Employed as a Department of Defense (DOD) Logistician for 26 years. Maurice Stewart now specializes in RFID, working in the DOD's Logistics Automatic Identification Office.
By Maurice Stewart & Allan Holmes
When the jet flew into the Pentagon on Sept. 11, 2001, I felt violated. At the time, I worked at Fort Belvoir, south of Washington, D.C., as a logistician. But I had worked in the Pentagon building for several years.
That’s why when the senior leaders at the Logistics Operations Center asked for volunteers to go to Iraq, I immediately said I’d go. DoD has given me an education and opportunities to see the world. If the department says, “Hey, we need you to go,” I say OK.

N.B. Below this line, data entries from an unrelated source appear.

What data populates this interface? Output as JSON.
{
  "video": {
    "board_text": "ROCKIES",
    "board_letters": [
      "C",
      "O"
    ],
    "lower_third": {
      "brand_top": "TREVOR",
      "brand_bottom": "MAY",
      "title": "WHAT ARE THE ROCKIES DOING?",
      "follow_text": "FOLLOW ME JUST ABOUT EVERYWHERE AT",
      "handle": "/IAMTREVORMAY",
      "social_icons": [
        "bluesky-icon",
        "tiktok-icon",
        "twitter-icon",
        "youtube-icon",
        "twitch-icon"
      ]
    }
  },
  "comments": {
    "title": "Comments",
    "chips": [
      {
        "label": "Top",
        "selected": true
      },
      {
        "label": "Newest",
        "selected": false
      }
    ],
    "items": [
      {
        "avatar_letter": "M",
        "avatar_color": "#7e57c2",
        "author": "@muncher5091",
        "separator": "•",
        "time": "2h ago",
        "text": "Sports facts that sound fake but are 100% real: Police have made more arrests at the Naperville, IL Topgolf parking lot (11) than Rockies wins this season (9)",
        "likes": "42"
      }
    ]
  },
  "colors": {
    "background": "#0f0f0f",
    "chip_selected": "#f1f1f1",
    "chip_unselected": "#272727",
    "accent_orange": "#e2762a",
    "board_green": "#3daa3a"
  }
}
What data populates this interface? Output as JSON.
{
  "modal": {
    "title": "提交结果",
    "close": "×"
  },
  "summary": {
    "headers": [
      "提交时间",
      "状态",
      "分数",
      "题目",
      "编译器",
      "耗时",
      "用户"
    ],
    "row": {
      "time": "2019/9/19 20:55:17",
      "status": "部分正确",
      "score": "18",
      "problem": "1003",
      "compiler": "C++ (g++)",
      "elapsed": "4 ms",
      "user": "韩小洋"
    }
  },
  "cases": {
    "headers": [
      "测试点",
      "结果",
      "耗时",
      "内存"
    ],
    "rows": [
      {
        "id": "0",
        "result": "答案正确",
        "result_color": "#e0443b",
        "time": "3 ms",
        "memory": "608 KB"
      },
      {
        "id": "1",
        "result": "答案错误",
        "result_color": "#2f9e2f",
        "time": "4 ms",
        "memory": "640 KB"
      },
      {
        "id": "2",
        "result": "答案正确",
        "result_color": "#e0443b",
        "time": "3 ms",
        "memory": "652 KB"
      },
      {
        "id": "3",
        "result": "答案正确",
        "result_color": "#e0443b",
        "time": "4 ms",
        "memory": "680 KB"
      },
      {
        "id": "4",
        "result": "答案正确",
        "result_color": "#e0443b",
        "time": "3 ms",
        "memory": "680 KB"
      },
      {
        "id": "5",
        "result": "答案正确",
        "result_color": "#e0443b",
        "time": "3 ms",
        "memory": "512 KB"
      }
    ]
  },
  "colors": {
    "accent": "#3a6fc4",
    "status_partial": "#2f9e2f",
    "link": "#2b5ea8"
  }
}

I wasn’t sure what to expect, but you can watch CNN and know what you’re in for. On July 14, while I was in Balad, Iraq, we got mortared four times. One time I was using the bathroom at midnight, and a mortar went off so close that the whole trailer shook.
It’s routinely in the hundreds here. It cools down to 99 at night. You put towels in your boots at night to keep the camel spiders, mice and lizards out.
Then there are the tactical landings when you come in fast and hard. I was flying into Balad on a C-130, a huge cargo jet. I went there to train soldiers on RFID tagging, making sure they’re writing the tags with the right level of detail to get visibility of the assets as they move along the supply routes. The week before I arrived, a young man had been shot getting out of a 130. As you’re landing, they tell you to put your flak jacket and helmet on. After landing, the back drops down, and you run as fast as you can.
Maurice Stewart in Iraq, with some of the assets he’s getting to the troops.
The violence doesn’t affect me too much. I grew up in Youngstown, Ohio. There were guns and drugs. Most of the classmates I grew up with are probably dead or in prison. My mother left me with an elderly couple when I was six months old. I knew my father, but he wasn’t a part of my life.
I get my motivation from my wife, Johnnie, and my 12-year-old daughter, Marissa. It was hard to say good-bye to them, but I told my daughter, “We have troops in Iraq, and we have folks over in Afghanistan. They’re fighting this war on terrorism, and they’re protecting us. At times, they have problems getting their food, getting their spare parts, getting bullets to protect them. So, Dad’s going over to help them get this stuff.”
She said, “Dad, that’s a good thing. Go do that.”
My wife didn’t want me to go, but she said, “If that’s what you need to do, that’s what you should do.” So with that kind of support, you can’t do anything but come over here and do well.